What may not work for some readers is the focus of Weller’s biographical studies. That may be because the work of these three songwriters are feminine (and feminist) concerns. One certainly cannot argue that three writers known for highly personal and confessional songwriting are treated unfairly by the author’s looking at their artistic careers through the lens of their personal lives. What might be giving me (and may perhaps give other readers) pause is the level of detail that Weller goes into in exploring King’s, Mitchell’s, and Simon’s private lives. Continue reading →
It’s Donald’s party now. Make sure no one is allowed to forget it.
A piece of advice for Democratic message makers: There is no “President Trump.” There is only “Republican President Trump.”
Those who represent the Democratic Party should literally not say his name without putting “Republican” in front of it. Tying Republican Trump to the Republican Party should be done now so that it becomes an entrenched symbol of his identity in the minds of the average American voter. It will send a clear and obvious message that a major strategy of the Democrats is to put their counterparts in the tight and suffocating embrace of “their” president. Continue reading →
A gay man’s assault on a transgender fellow player was stunning. The response by the tribe, the host, the audience, and most importantly the target, gives a little hope to those of us losing faith in our fellow humans.

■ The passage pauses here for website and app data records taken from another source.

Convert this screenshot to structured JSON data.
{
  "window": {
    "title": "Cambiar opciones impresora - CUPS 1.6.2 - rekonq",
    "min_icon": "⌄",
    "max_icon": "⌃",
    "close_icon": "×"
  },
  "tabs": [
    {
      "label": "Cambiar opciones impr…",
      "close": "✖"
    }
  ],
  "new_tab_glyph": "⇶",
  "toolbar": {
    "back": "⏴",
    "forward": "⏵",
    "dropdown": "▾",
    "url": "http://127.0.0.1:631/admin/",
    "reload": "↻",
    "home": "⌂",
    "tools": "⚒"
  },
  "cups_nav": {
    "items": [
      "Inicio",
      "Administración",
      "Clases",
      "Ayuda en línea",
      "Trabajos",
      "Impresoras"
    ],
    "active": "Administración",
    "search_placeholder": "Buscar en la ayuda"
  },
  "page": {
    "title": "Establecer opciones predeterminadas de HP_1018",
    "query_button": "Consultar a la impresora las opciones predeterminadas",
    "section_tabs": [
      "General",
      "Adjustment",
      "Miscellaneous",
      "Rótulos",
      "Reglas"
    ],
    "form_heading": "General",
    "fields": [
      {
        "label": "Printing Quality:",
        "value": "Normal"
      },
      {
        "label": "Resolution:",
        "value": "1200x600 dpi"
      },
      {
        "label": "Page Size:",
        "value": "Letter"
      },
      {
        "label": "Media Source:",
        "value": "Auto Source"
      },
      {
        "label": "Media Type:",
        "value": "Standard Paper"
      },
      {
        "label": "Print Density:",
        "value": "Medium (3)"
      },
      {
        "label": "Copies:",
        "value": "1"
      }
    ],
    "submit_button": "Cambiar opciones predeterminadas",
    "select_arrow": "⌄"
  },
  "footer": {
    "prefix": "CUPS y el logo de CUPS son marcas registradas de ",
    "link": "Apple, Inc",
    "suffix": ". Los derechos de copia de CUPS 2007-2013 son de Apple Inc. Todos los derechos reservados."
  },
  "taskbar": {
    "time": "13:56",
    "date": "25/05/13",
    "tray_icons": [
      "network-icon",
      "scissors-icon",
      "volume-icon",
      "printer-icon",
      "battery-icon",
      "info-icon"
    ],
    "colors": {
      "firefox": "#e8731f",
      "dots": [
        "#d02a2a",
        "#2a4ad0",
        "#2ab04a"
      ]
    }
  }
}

On last night’s episode of Survivor, Jeff Varner, who was fighting for his life in the game, turned to fellow contestant Zeke Smith during tribal council and asked him, “Why haven’t you told anyone you’re transgender?” It was like someone had dropped a bomb on the place. Ten seconds of staggered silence gave way to a deluge of outrage against Varner, with members of the tribe shouting over each other in a moment unlike anything in Survivor history. It was a beatdown of unprecedented proportions and it was richly deserved. A Google search for [zeke smith jeff varner] is currently returning ~82,000 results – stories, tweets, videos, you name it, so feel free to sample for yourself the public response.
If you have ever watched the original Star Trek TV series, you know that anyone on an away team wearing a red shirt was doomed to die. Except Scotty – Scotty is invincible.
And if you’ve seen the original three Star Wars movies (Star Wars, The Empire Strikes Back, and The Return of the Jedi), you’ll know that Stormtroopers can not hit anything. Combine these two foibles and you get the SF fanboy/girl joke at right.
No one could have predicted that the guy who LOST MONEY RUNNING A CASINO would be so clownishly inept at running a country. Your Daily Devotional is a lightly-edited entry from my Twitter feed. Follow me at @jefftiedrich
When I voted for Trump, I never thought he would disrupt the electro-weak forces binding my subatomic particles, dispersing me to the wind. But I still believe in my heart that he’s a good man and I’ll be voting for him again in 2020. Your Daily Devotional is a lightly-edited entry from my Twitter feed. Follow me at @jefftiedrich